Data excerpts:

☆ ☆ ☆ ☆

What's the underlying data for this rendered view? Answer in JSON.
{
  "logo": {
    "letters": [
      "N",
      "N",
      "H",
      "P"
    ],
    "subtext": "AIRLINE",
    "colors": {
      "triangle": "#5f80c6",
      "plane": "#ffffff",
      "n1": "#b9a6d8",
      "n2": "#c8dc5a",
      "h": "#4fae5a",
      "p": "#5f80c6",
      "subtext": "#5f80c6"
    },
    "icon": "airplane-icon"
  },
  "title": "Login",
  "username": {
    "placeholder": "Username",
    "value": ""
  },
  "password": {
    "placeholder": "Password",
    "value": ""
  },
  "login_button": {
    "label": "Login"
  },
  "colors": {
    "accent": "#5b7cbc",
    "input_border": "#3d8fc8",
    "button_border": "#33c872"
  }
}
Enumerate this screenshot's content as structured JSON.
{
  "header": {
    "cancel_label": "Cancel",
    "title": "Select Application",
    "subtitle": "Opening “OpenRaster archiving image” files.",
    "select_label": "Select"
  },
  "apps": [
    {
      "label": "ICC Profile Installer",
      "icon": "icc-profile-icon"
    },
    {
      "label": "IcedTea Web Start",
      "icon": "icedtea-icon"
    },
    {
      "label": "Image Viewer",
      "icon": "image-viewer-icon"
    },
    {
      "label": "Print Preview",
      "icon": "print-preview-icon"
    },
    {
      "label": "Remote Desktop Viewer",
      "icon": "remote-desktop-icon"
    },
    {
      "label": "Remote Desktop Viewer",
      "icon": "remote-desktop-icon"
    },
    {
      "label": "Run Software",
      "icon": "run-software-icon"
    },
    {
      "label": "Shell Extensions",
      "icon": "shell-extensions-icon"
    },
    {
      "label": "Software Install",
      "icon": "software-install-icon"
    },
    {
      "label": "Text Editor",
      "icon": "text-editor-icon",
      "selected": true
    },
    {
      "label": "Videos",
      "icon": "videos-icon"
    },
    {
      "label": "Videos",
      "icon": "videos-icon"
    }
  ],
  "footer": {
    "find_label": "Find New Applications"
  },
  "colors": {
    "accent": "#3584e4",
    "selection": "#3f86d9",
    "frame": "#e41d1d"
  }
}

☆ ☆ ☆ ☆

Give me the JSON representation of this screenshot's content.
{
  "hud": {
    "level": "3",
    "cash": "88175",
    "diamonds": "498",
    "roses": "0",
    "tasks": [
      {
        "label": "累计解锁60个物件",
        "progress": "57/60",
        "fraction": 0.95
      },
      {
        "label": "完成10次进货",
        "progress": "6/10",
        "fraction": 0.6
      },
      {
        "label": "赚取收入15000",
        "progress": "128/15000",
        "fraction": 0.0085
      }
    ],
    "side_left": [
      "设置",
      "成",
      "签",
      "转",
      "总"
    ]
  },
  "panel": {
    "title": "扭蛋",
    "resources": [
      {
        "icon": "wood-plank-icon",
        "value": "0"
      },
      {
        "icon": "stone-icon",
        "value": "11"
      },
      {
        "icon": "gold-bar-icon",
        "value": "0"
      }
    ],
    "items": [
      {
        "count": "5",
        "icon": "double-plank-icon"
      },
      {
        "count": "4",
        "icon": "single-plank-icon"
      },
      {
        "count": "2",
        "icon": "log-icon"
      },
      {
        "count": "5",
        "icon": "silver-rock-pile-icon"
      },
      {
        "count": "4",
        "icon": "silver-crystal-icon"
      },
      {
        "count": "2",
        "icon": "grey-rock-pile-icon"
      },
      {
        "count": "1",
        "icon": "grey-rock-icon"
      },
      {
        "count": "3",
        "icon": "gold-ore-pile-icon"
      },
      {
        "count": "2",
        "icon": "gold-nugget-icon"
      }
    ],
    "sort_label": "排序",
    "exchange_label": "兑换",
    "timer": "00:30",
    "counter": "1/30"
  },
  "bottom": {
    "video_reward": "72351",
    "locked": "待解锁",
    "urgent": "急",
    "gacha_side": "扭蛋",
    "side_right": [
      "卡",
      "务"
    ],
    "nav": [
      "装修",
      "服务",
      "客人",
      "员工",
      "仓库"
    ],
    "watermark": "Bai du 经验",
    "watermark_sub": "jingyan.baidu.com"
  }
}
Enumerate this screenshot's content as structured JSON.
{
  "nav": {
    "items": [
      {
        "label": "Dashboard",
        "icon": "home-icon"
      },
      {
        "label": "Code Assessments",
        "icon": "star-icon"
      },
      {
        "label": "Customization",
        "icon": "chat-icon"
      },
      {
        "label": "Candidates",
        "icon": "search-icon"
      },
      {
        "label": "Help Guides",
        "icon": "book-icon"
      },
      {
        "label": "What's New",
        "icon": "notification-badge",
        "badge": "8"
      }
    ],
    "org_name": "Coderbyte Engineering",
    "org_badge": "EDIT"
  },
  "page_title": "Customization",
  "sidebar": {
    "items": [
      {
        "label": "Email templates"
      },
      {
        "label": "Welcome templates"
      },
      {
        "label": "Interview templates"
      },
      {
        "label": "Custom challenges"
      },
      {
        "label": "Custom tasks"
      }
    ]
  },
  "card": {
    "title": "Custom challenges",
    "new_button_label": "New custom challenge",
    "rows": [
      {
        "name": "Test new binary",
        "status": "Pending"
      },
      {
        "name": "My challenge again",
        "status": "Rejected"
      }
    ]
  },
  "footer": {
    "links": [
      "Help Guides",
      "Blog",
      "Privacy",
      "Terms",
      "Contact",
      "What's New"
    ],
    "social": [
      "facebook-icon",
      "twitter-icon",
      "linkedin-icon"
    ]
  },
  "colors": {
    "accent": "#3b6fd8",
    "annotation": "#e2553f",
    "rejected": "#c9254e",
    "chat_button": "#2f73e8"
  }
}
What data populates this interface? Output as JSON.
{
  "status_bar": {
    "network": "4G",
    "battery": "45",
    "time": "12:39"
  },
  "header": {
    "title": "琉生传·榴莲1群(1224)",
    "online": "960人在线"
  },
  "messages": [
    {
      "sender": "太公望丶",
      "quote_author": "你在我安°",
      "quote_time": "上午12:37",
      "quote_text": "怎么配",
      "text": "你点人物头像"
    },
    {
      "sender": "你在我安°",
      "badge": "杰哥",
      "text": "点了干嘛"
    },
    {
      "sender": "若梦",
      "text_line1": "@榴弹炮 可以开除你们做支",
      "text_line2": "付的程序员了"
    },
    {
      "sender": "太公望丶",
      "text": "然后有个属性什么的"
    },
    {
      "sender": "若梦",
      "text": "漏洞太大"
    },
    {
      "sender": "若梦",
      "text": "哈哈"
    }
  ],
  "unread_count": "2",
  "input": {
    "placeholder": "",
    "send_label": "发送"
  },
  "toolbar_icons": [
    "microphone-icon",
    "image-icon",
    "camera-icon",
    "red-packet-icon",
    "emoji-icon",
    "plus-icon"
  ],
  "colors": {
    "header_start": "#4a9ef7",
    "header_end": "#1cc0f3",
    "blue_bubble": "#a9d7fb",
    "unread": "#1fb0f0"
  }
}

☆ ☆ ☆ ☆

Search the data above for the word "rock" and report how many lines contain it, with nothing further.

• **Solved exercise**
3